Something to think about…
Many of us have gotten used to things the way they are; like any business, transport companies and independent drivers anticipate some financial losses. It’s usually chalked up to the price of doing business, whether it’s an accounting error or disputes regarding pick-ups or drop-offs.
This reminds me of a story a driver, using the Guardian ELOG, once told me. The Driver, for privacy reasons we’ll call him Cooper. Well, Cooper was contracted by a company, that we’ll refer to as Ubiquitous Equipment, to transport one of their machines. Being the experienced transport specialist that he is, Cooper had no problem agreeing to the contract. Ubi Equip’s employees at Site “A” were efficient at loading, strapping, and battening down, as they made the great machine ready for the perilous journey to Site “B”.
With his itinerary planned and the course set, Cooper began his trek from A to B. Our hero traversed the countryside across highway after highway. The snow-hooded mountains loomed in the distance as cooper followed the winding blacktop that seemed to go on forever and disappear into the horizon. Before long these views were filed away in the memories of voyages past. When Cooper made it through the directing, unloading, and filing at Site B, his delivery was complete.
The resulting invoice from Cooper’s tour de force noted the travel time and distance including the intervals required for Ubiquitous Equipment to load and unload their precious cargo. It was at this point in the story that a conflict arose, it seemed that U.E.’s record of the pick-up, which was a paper log, did not match what was invoiced. The dispute was that Cooper had overcharged the company, by invoicing time at the pick-up location that was considerably longer than what U.E. had on their paper record. Ordinarily, a dispute of this nature would have been argued over and ultimately gone in favour of the customer and not the transport professional. The only scenario benefiting a driver would most likely be negotiating the dispute to split the difference with the customer, which would still be a loss for the driver.
ELD to the rescue!
This dispute was resolved easily in a matter of minutes. By showing his automatic and incorruptible electronic log, Cooper was effortlessly able to prove when, where and how long, he was at the pick-up location.
The accuracy and efficiency of the ELD removed all doubts, eliminating the need to negotiate through the dispute. In the end, Cooper’s invoice was paid in full without protest.
Innovation and change can make anyone apprehensive, especially for those of us who have become accustomed to doing our work in a particular way and may resist new technology.

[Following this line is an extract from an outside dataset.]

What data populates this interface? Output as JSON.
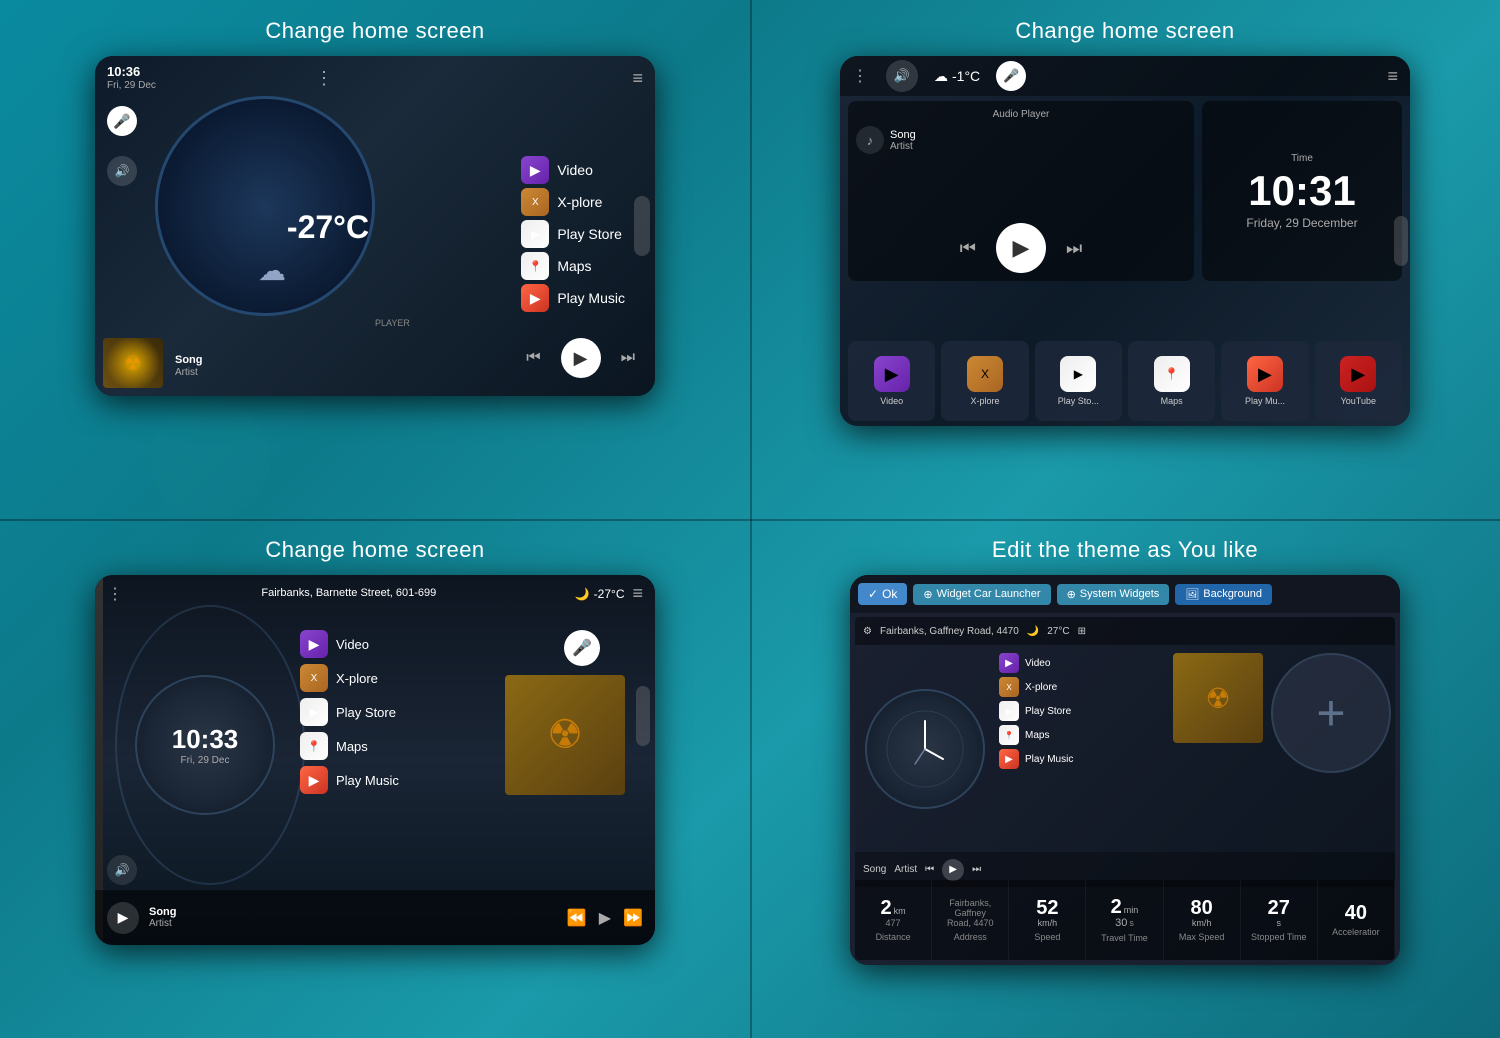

Sometimes, the best way to handle adapting to the latest technology trends is to take it one step at a time. A good first step would be to acknowledge the many cost-saving benefits of ELD. Chat with an industry peer or transport professional, stories like Coopers’ are a dime a dozen.